> TO DO: If a line in the records below holds the string "邀请你加入群聊", count it, and state only the final count.

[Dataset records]
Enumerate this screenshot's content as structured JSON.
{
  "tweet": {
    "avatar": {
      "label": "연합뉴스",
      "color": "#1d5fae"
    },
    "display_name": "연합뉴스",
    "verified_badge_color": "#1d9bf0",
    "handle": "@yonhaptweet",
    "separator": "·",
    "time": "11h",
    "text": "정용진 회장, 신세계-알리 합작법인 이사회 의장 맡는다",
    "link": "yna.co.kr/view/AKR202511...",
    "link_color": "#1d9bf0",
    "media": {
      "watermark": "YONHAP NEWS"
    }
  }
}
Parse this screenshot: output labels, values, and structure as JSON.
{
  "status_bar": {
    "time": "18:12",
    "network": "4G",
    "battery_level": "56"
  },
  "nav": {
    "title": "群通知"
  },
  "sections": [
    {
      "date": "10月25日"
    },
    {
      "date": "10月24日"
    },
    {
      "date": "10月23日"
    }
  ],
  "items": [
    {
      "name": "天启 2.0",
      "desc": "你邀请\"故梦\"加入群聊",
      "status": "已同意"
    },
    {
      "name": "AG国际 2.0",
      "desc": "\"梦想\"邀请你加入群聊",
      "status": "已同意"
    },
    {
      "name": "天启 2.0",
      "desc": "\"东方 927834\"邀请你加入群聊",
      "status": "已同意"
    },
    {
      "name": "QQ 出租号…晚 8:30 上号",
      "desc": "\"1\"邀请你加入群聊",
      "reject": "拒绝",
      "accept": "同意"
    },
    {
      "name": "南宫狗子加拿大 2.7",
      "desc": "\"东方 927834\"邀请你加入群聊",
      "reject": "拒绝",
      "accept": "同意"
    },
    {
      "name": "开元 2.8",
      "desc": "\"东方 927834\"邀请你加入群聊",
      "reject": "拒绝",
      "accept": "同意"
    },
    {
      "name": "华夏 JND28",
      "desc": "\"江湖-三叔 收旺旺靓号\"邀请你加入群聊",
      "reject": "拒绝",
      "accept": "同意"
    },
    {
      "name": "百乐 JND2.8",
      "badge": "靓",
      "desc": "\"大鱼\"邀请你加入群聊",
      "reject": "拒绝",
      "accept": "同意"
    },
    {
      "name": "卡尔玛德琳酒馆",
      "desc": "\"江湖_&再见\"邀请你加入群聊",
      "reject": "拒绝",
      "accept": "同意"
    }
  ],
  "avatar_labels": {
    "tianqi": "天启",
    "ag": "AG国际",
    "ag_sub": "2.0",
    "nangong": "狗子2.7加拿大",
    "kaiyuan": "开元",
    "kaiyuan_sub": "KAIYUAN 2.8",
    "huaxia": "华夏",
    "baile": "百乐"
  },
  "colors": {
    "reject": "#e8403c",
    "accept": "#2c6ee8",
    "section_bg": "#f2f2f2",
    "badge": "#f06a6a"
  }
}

> TASK OUTPUT: 8